What to do
Copy each entry below exactly.

Data for this exercise
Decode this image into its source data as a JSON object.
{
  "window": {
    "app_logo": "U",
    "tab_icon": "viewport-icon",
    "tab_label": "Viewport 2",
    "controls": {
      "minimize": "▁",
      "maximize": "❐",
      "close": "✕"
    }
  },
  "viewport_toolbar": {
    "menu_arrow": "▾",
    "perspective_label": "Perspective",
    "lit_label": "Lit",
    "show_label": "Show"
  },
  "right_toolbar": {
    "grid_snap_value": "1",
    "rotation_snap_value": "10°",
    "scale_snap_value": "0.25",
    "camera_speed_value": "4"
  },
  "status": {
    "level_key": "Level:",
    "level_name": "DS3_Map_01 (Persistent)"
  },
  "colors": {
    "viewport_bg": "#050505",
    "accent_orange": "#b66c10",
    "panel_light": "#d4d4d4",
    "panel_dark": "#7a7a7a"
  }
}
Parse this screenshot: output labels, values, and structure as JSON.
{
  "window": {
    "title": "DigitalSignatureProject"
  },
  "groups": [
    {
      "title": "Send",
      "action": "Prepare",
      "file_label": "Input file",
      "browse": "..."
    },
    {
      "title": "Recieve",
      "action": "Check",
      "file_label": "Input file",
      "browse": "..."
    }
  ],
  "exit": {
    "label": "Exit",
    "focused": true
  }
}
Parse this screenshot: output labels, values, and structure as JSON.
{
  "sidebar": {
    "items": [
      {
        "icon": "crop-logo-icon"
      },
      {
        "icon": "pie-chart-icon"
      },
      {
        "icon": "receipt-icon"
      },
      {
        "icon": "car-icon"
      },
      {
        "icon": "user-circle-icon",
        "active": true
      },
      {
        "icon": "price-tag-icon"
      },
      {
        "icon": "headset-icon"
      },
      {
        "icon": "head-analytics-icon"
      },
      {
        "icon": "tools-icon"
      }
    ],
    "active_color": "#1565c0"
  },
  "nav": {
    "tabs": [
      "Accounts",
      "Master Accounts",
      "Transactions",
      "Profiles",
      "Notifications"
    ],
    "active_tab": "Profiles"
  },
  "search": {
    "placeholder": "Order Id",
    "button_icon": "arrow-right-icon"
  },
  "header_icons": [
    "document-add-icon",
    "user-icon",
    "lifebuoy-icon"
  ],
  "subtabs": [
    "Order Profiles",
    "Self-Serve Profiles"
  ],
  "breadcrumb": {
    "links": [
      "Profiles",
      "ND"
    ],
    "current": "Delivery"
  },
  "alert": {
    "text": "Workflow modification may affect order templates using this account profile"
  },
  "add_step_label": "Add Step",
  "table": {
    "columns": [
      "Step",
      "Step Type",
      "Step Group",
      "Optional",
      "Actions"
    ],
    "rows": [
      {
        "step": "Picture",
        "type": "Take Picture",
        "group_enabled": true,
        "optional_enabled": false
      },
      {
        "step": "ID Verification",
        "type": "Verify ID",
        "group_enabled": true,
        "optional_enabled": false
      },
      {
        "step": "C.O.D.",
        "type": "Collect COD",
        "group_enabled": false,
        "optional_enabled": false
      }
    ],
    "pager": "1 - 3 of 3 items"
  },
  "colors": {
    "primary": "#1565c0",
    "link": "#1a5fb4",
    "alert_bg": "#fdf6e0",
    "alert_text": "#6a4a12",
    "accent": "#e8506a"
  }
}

Exercise response
Decode this image into its source data as a JSON object.
{
  "window": {
    "app_logo": "U",
    "tab_icon": "viewport-icon",
    "tab_label": "Viewport 2",
    "controls": {
      "minimize": "▁",
      "maximize": "❐",
      "close": "✕"
    }
  },
  "viewport_toolbar": {
    "menu_arrow": "▾",
    "perspective_label": "Perspective",
    "lit_label": "Lit",
    "show_label": "Show"
  },
  "right_toolbar": {
    "grid_snap_value": "1",
    "rotation_snap_value": "10°",
    "scale_snap_value": "0.25",
    "camera_speed_value": "4"
  },
  "status": {
    "level_key": "Level:",
    "level_name": "DS3_Map_01 (Persistent)"
  },
  "colors": {
    "viewport_bg": "#050505",
    "accent_orange": "#b66c10",
    "panel_light": "#d4d4d4",
    "panel_dark": "#7a7a7a"
  }
}
Parse this screenshot: output labels, values, and structure as JSON.
{
  "window": {
    "title": "DigitalSignatureProject"
  },
  "groups": [
    {
      "title": "Send",
      "action": "Prepare",
      "file_label": "Input file",
      "browse": "..."
    },
    {
      "title": "Recieve",
      "action": "Check",
      "file_label": "Input file",
      "browse": "..."
    }
  ],
  "exit": {
    "label": "Exit",
    "focused": true
  }
}
Parse this screenshot: output labels, values, and structure as JSON.
{
  "sidebar": {
    "items": [
      {
        "icon": "crop-logo-icon"
      },
      {
        "icon": "pie-chart-icon"
      },
      {
        "icon": "receipt-icon"
      },
      {
        "icon": "car-icon"
      },
      {
        "icon": "user-circle-icon",
        "active": true
      },
      {
        "icon": "price-tag-icon"
      },
      {
        "icon": "headset-icon"
      },
      {
        "icon": "head-analytics-icon"
      },
      {
        "icon": "tools-icon"
      }
    ],
    "active_color": "#1565c0"
  },
  "nav": {
    "tabs": [
      "Accounts",
      "Master Accounts",
      "Transactions",
      "Profiles",
      "Notifications"
    ],
    "active_tab": "Profiles"
  },
  "search": {
    "placeholder": "Order Id",
    "button_icon": "arrow-right-icon"
  },
  "header_icons": [
    "document-add-icon",
    "user-icon",
    "lifebuoy-icon"
  ],
  "subtabs": [
    "Order Profiles",
    "Self-Serve Profiles"
  ],
  "breadcrumb": {
    "links": [
      "Profiles",
      "ND"
    ],
    "current": "Delivery"
  },
  "alert": {
    "text": "Workflow modification may affect order templates using this account profile"
  },
  "add_step_label": "Add Step",
  "table": {
    "columns": [
      "Step",
      "Step Type",
      "Step Group",
      "Optional",
      "Actions"
    ],
    "rows": [
      {
        "step": "Picture",
        "type": "Take Picture",
        "group_enabled": true,
        "optional_enabled": false
      },
      {
        "step": "ID Verification",
        "type": "Verify ID",
        "group_enabled": true,
        "optional_enabled": false
      },
      {
        "step": "C.O.D.",
        "type": "Collect COD",
        "group_enabled": false,
        "optional_enabled": false
      }
    ],
    "pager": "1 - 3 of 3 items"
  },
  "colors": {
    "primary": "#1565c0",
    "link": "#1a5fb4",
    "alert_bg": "#fdf6e0",
    "alert_text": "#6a4a12",
    "accent": "#e8506a"
  }
}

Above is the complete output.